Thon received an honorary Doctor of Arts from Bates College in Lewiston, Maine, in 1957. He was a member of The American Academy and Institute of Arts and Letters and the National Academy of Design.  In 1947, Thon’s year-long study at the American Academy proved pivotal in his career, when he began working in watercolor. Upon returning to America, he submitted a watercolor to the 1949 exhibition of the National Academy of Design, and that year was voted into Academy membership. He frequently exhibited at the Academy and won prizes, including the Benjamin Altman Prize in 1951, 1954, 1961, 1967, and 1969. 

In 1951, Thon received a grant from the American Academy of Arts and Letters. He often traveled to Italy, and in 1955 served in Rome as Artist-in-Residence at the American Academy.   

Thon chose to live in the relative isolation of Port Clyde, Maine, on a peninsula overlooking the sea, a quiet place, especially in winter. He preferred the company of sailors, craftsmen, lobstermen, a few fellow artists, and his beloved wife, Helen. This area is credited as inspiring a stylistic breakthrough for Thon when he discovered an abandoned quarry near his property. There he created numerous, increasingly abstract paintings of spidery trees with rectilinear slabs of interspersed granite. His works bore the imprint of his vital connection to the raw, natural beauty of rural Maine, its rugged terrain, beautiful virgin forests, intemperate seas, and the human made scatter of wooden buildings along its rocky shoreline.  

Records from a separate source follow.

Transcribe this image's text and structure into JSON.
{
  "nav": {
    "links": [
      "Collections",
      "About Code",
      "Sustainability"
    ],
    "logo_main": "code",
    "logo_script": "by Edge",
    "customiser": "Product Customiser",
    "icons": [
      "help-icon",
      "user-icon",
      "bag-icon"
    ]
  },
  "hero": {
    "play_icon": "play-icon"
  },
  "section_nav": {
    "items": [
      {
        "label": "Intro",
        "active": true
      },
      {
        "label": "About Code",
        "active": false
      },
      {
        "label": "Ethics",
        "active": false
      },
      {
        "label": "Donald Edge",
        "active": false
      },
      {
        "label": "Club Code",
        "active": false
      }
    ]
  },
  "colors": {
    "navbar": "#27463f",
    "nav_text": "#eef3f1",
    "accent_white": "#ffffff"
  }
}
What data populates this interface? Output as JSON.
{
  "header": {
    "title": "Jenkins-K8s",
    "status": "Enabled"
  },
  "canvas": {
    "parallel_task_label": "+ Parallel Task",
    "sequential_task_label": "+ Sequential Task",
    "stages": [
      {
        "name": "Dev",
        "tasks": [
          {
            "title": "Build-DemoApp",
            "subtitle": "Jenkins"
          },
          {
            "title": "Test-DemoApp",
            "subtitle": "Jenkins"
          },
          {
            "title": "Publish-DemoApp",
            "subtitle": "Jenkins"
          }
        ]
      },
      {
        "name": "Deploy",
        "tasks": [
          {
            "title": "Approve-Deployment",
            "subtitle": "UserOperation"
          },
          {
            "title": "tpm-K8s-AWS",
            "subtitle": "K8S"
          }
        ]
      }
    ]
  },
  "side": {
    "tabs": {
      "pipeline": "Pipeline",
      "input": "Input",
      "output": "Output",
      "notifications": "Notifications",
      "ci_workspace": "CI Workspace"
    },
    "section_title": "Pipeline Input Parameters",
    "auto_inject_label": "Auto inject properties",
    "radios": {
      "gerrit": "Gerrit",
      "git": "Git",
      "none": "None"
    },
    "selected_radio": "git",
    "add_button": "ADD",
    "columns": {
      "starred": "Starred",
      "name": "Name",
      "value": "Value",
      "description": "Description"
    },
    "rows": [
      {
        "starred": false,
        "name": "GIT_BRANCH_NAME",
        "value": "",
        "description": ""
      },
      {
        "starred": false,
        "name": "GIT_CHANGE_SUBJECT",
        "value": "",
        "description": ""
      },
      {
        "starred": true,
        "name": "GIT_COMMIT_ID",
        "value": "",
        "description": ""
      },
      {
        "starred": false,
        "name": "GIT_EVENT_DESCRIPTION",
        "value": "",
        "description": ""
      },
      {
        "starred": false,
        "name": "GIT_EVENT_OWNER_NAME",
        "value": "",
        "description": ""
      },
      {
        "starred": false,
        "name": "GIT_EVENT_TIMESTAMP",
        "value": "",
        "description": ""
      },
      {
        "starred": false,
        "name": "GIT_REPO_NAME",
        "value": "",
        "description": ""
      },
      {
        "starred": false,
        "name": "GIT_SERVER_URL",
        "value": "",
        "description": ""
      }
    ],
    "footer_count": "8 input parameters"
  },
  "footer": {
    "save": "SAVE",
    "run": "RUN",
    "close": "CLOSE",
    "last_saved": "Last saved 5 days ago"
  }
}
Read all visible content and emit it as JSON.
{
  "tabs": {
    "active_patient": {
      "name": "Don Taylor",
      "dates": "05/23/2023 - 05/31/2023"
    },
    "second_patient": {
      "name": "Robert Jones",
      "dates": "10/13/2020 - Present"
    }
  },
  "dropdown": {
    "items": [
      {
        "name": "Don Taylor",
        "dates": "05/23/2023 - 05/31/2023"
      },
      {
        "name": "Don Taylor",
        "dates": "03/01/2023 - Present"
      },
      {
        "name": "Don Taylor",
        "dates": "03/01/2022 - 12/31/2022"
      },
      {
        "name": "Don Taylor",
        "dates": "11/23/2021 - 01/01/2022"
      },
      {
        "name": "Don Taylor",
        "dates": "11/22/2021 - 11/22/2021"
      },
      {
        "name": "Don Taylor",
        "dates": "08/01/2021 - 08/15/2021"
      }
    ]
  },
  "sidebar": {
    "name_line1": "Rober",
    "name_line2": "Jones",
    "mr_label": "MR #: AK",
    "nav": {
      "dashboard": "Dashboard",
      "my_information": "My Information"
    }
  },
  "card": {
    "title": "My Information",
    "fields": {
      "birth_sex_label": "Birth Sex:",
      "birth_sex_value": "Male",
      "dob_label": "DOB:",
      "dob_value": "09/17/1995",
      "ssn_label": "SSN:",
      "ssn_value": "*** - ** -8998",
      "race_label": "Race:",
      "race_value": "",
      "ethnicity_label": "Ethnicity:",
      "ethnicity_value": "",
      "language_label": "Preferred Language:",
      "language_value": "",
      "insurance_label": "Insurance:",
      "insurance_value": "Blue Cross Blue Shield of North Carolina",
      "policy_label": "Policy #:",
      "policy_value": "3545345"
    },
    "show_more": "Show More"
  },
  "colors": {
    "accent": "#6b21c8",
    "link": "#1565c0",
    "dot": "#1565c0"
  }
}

William Thon was awarded numerous prizes and is represented in over 60 museum collections including, Metropolitan Museum of Art, Brooklyn Museum, Hirshhorn Museum, The Butler Institute of American Art, Columbus Museum of Art, and in Maine, Farnsworth Art Museum, Portland Museum of Art, and Ogunquit Museum of Art.